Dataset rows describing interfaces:
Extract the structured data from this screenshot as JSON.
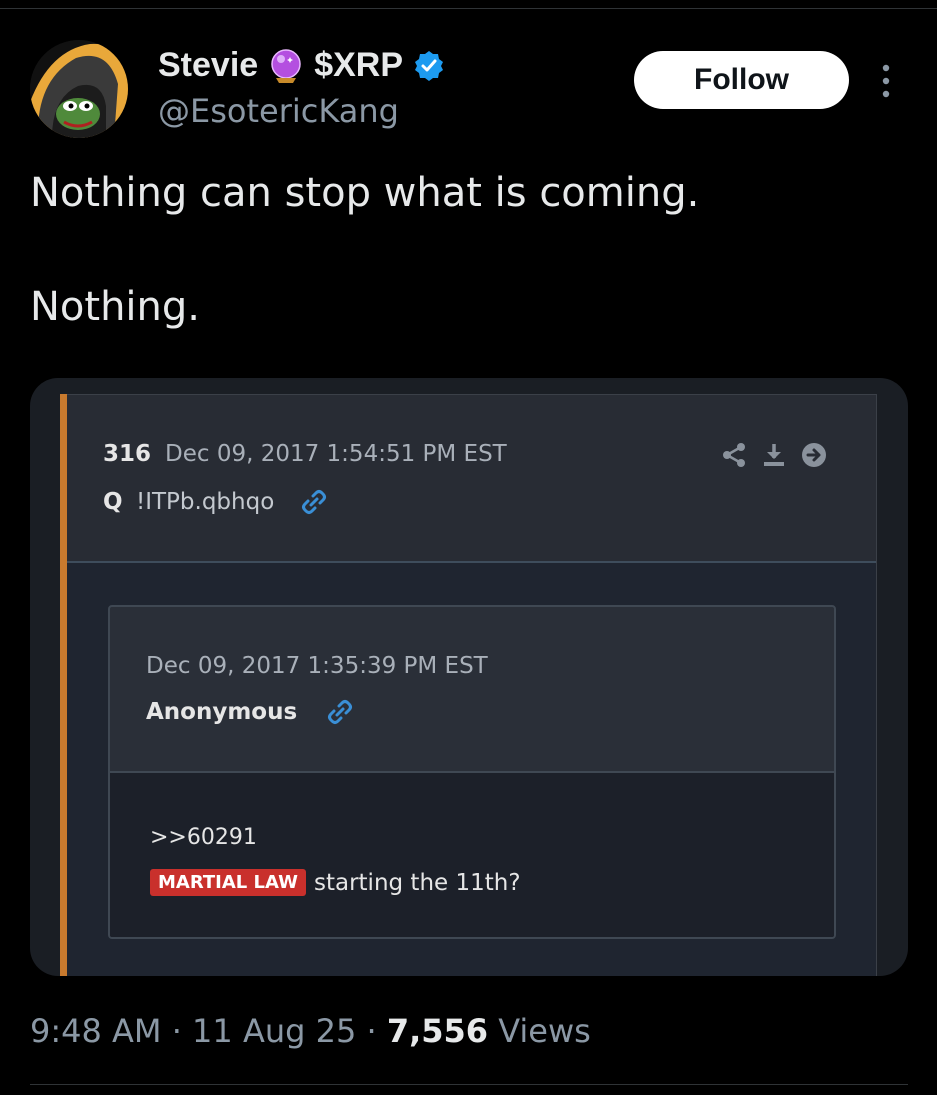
{
  "author": {
    "display_name": "Stevie",
    "ticker": "$XRP",
    "handle": "@EsotericKang",
    "follow_label": "Follow"
  },
  "tweet": {
    "lines": [
      "Nothing can stop what is coming.",
      "Nothing."
    ]
  },
  "embed": {
    "post": {
      "number": "316",
      "date": "Dec 09, 2017 1:54:51 PM EST",
      "author": "Q",
      "tripcode": "!ITPb.qbhqo"
    },
    "reply": {
      "date": "Dec 09, 2017 1:35:39 PM EST",
      "author": "Anonymous",
      "ref": ">>60291",
      "tag": "MARTIAL LAW",
      "text": "starting the 11th?"
    }
  },
  "meta": {
    "time": "9:48 AM",
    "date": "11 Aug 25",
    "views_count": "7,556",
    "views_label": "Views"
  },
  "icons": {
    "avatar": "hooded-frog-avatar",
    "badge": "crystal-ball-icon",
    "verified": "verified-badge-icon",
    "more": "more-options-icon"
  },
  "colors": {
    "background": "#000000",
    "follow_bg": "#ffffff",
    "verified": "#1d9bf0",
    "accent_bar": "#c87a2e",
    "tag_red": "#c9302c",
    "link_blue": "#3a8fd6"
  }
}
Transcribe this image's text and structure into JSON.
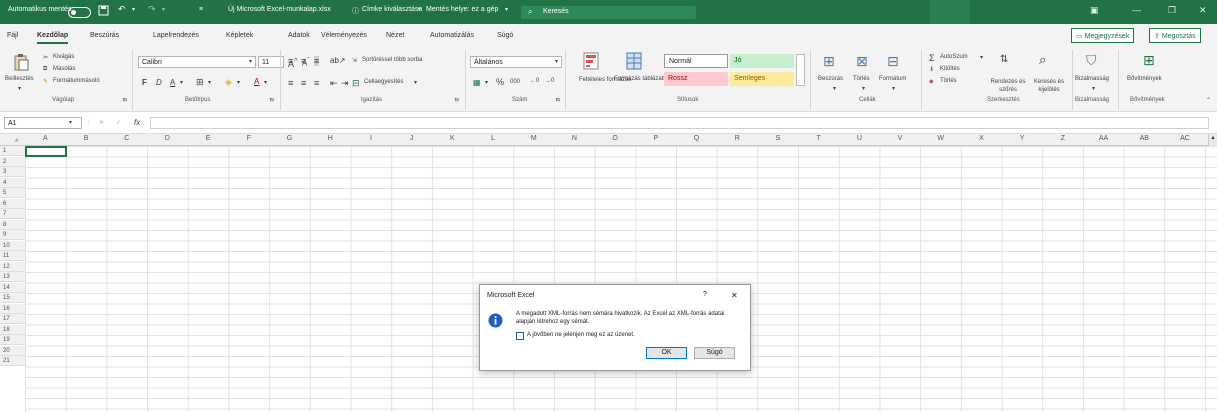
{
  "titlebar": {
    "autosave": "Automatikus mentés",
    "doc_title": "Új Microsoft Excel-munkalap.xlsx",
    "sensitivity": "Címke kiválasztása",
    "save_location": "Mentés helye: ez a gép",
    "search_placeholder": "Keresés",
    "accent": "#217346"
  },
  "tabs": [
    {
      "label": "Fájl"
    },
    {
      "label": "Kezdőlap"
    },
    {
      "label": "Beszúrás"
    },
    {
      "label": "Lapelrendezés"
    },
    {
      "label": "Képletek"
    },
    {
      "label": "Adatok"
    },
    {
      "label": "Véleményezés"
    },
    {
      "label": "Nézet"
    },
    {
      "label": "Automatizálás"
    },
    {
      "label": "Súgó"
    }
  ],
  "topright": {
    "comments": "Megjegyzések",
    "share": "Megosztás"
  },
  "ribbon": {
    "clipboard": {
      "paste": "Beillesztés",
      "cut": "Kivágás",
      "copy": "Másolás",
      "painter": "Formátummásoló",
      "group": "Vágólap"
    },
    "font": {
      "name": "Calibri",
      "size": "11",
      "bold": "F",
      "italic": "D",
      "underline": "A",
      "group": "Betűtípus"
    },
    "alignment": {
      "wrap": "Sortöréssel több sorba",
      "merge": "Cellaegyesítés",
      "group": "Igazítás"
    },
    "number": {
      "format": "Általános",
      "percent": "%",
      "thousands": "000",
      "group": "Szám"
    },
    "styles": {
      "conditional": "Feltételes formázás",
      "table": "Formázás táblázatként",
      "normal": "Normál",
      "good": "Jó",
      "bad": "Rossz",
      "neutral": "Semleges",
      "group": "Stílusok"
    },
    "cells": {
      "insert": "Beszúrás",
      "delete": "Törlés",
      "format": "Formátum",
      "group": "Cellák"
    },
    "editing": {
      "autosum": "AutoSzum",
      "fill": "Kitöltés",
      "clear": "Törlés",
      "sort": "Rendezés és szűrés",
      "find": "Keresés és kijelölés",
      "group": "Szerkesztés"
    },
    "sensitivity": {
      "label": "Bizalmasság",
      "group": "Bizalmasság"
    },
    "addins": {
      "label": "Bővítmények",
      "group": "Bővítmények"
    },
    "style_colors": {
      "good_bg": "#c6efce",
      "good_fg": "#006100",
      "bad_bg": "#ffc7ce",
      "bad_fg": "#9c0006",
      "neutral_bg": "#ffeb9c",
      "neutral_fg": "#9c5700"
    }
  },
  "formula_bar": {
    "name_box": "A1",
    "fx": "fx"
  },
  "columns": [
    "A",
    "B",
    "C",
    "D",
    "E",
    "F",
    "G",
    "H",
    "I",
    "J",
    "K",
    "L",
    "M",
    "N",
    "O",
    "P",
    "Q",
    "R",
    "S",
    "T",
    "U",
    "V",
    "W",
    "X",
    "Y",
    "Z",
    "AA",
    "AB",
    "AC"
  ],
  "rows": [
    "1",
    "2",
    "3",
    "4",
    "5",
    "6",
    "7",
    "8",
    "9",
    "10",
    "11",
    "12",
    "13",
    "14",
    "15",
    "16",
    "17",
    "18",
    "19",
    "20",
    "21"
  ],
  "dialog": {
    "title": "Microsoft Excel",
    "help": "?",
    "close": "✕",
    "message": "A megadott XML-forrás nem sémára hivatkozik. Az Excel az XML-forrás adatai alapján létrehoz egy sémát.",
    "checkbox": "A jövőben ne jelenjen meg ez az üzenet.",
    "ok": "OK",
    "help_button": "Súgó"
  }
}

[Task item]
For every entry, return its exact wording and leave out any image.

[Response area]
Extract the structured data from this screenshot as JSON.
{
  "author": {
    "display_name": "Stevie",
    "ticker": "$XRP",
    "handle": "@EsotericKang",
    "follow_label": "Follow"
  },
  "tweet": {
    "lines": [
      "Nothing can stop what is coming.",
      "Nothing."
    ]
  },
  "embed": {
    "post": {
      "number": "316",
      "date": "Dec 09, 2017 1:54:51 PM EST",
      "author": "Q",
      "tripcode": "!ITPb.qbhqo"
    },
    "reply": {
      "date": "Dec 09, 2017 1:35:39 PM EST",
      "author": "Anonymous",
      "ref": ">>60291",
      "tag": "MARTIAL LAW",
      "text": "starting the 11th?"
    }
  },
  "meta": {
    "time": "9:48 AM",
    "date": "11 Aug 25",
    "views_count": "7,556",
    "views_label": "Views"
  },
  "icons": {
    "avatar": "hooded-frog-avatar",
    "badge": "crystal-ball-icon",
    "verified": "verified-badge-icon",
    "more": "more-options-icon"
  },
  "colors": {
    "background": "#000000",
    "follow_bg": "#ffffff",
    "verified": "#1d9bf0",
    "accent_bar": "#c87a2e",
    "tag_red": "#c9302c",
    "link_blue": "#3a8fd6"
  }
}
Transcribe this image's text and structure into JSON.
{
  "titlebar": {
    "autosave": "Automatikus mentés",
    "doc_title": "Új Microsoft Excel-munkalap.xlsx",
    "sensitivity": "Címke kiválasztása",
    "save_location": "Mentés helye: ez a gép",
    "search_placeholder": "Keresés",
    "accent": "#217346"
  },
  "tabs": [
    {
      "label": "Fájl"
    },
    {
      "label": "Kezdőlap"
    },
    {
      "label": "Beszúrás"
    },
    {
      "label": "Lapelrendezés"
    },
    {
      "label": "Képletek"
    },
    {
      "label": "Adatok"
    },
    {
      "label": "Véleményezés"
    },
    {
      "label": "Nézet"
    },
    {
      "label": "Automatizálás"
    },
    {
      "label": "Súgó"
    }
  ],
  "topright": {
    "comments": "Megjegyzések",
    "share": "Megosztás"
  },
  "ribbon": {
    "clipboard": {
      "paste": "Beillesztés",
      "cut": "Kivágás",
      "copy": "Másolás",
      "painter": "Formátummásoló",
      "group": "Vágólap"
    },
    "font": {
      "name": "Calibri",
      "size": "11",
      "bold": "F",
      "italic": "D",
      "underline": "A",
      "group": "Betűtípus"
    },
    "alignment": {
      "wrap": "Sortöréssel több sorba",
      "merge": "Cellaegyesítés",
      "group": "Igazítás"
    },
    "number": {
      "format": "Általános",
      "percent": "%",
      "thousands": "000",
      "group": "Szám"
    },
    "styles": {
      "conditional": "Feltételes formázás",
      "table": "Formázás táblázatként",
      "normal": "Normál",
      "good": "Jó",
      "bad": "Rossz",
      "neutral": "Semleges",
      "group": "Stílusok"
    },
    "cells": {
      "insert": "Beszúrás",
      "delete": "Törlés",
      "format": "Formátum",
      "group": "Cellák"
    },
    "editing": {
      "autosum": "AutoSzum",
      "fill": "Kitöltés",
      "clear": "Törlés",
      "sort": "Rendezés és szűrés",
      "find": "Keresés és kijelölés",
      "group": "Szerkesztés"
    },
    "sensitivity": {
      "label": "Bizalmasság",
      "group": "Bizalmasság"
    },
    "addins": {
      "label": "Bővítmények",
      "group": "Bővítmények"
    },
    "style_colors": {
      "good_bg": "#c6efce",
      "good_fg": "#006100",
      "bad_bg": "#ffc7ce",
      "bad_fg": "#9c0006",
      "neutral_bg": "#ffeb9c",
      "neutral_fg": "#9c5700"
    }
  },
  "formula_bar": {
    "name_box": "A1",
    "fx": "fx"
  },
  "columns": [
    "A",
    "B",
    "C",
    "D",
    "E",
    "F",
    "G",
    "H",
    "I",
    "J",
    "K",
    "L",
    "M",
    "N",
    "O",
    "P",
    "Q",
    "R",
    "S",
    "T",
    "U",
    "V",
    "W",
    "X",
    "Y",
    "Z",
    "AA",
    "AB",
    "AC"
  ],
  "rows": [
    "1",
    "2",
    "3",
    "4",
    "5",
    "6",
    "7",
    "8",
    "9",
    "10",
    "11",
    "12",
    "13",
    "14",
    "15",
    "16",
    "17",
    "18",
    "19",
    "20",
    "21"
  ],
  "dialog": {
    "title": "Microsoft Excel",
    "help": "?",
    "close": "✕",
    "message": "A megadott XML-forrás nem sémára hivatkozik. Az Excel az XML-forrás adatai alapján létrehoz egy sémát.",
    "checkbox": "A jövőben ne jelenjen meg ez az üzenet.",
    "ok": "OK",
    "help_button": "Súgó"
  }
}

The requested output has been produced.